McConnell opened the floor to amendments on Thursday afternoon, and following the mass shootings in Colorado and California in the span of a few days, Democrats used the opportunity to force votes on measures to expand gun background checks and prevent people on the terrorist watch list from buying firearms.
Yet it was a political move more than anything. Legislatively, it made little sense, because if Republicans did accept the amendments, then Obama would have been forced to veto a bill that included gun-control provisions he has been demanding for years. Republicans turned them aside anyway. An amendment from Democratic Senator Dianne Feinstein to prevent the sale of guns to suspected terrorists drew just one Republican vote, while a bipartisan measure on background checks from Senator Joe Manchin, a Democrat, and Pat Toomey, a Republican, earned four votes from Republicans. (It was the same measure that failed to pass the Senate in 2013 after the massacre at Sandy Hook Elementary School in Newtown, Connecticut.)
Ultimately, the Senate adopted no extraneous amendments to the health care bill. It passed over the opposition of all Democrats and two centrist Republicans: Collins of Maine and Kirk of Illinois.
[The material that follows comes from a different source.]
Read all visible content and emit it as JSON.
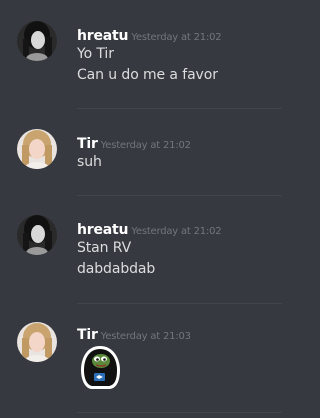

In a statement, McConnell’s office hailed the vote as a “promise kept.” That’s partially correct. More than a year after voters handed the Senate to Republicans, they have pushed the repeal of Obamacare one key step closer to reality. Next year’s election will determine whether that’s as far as they get.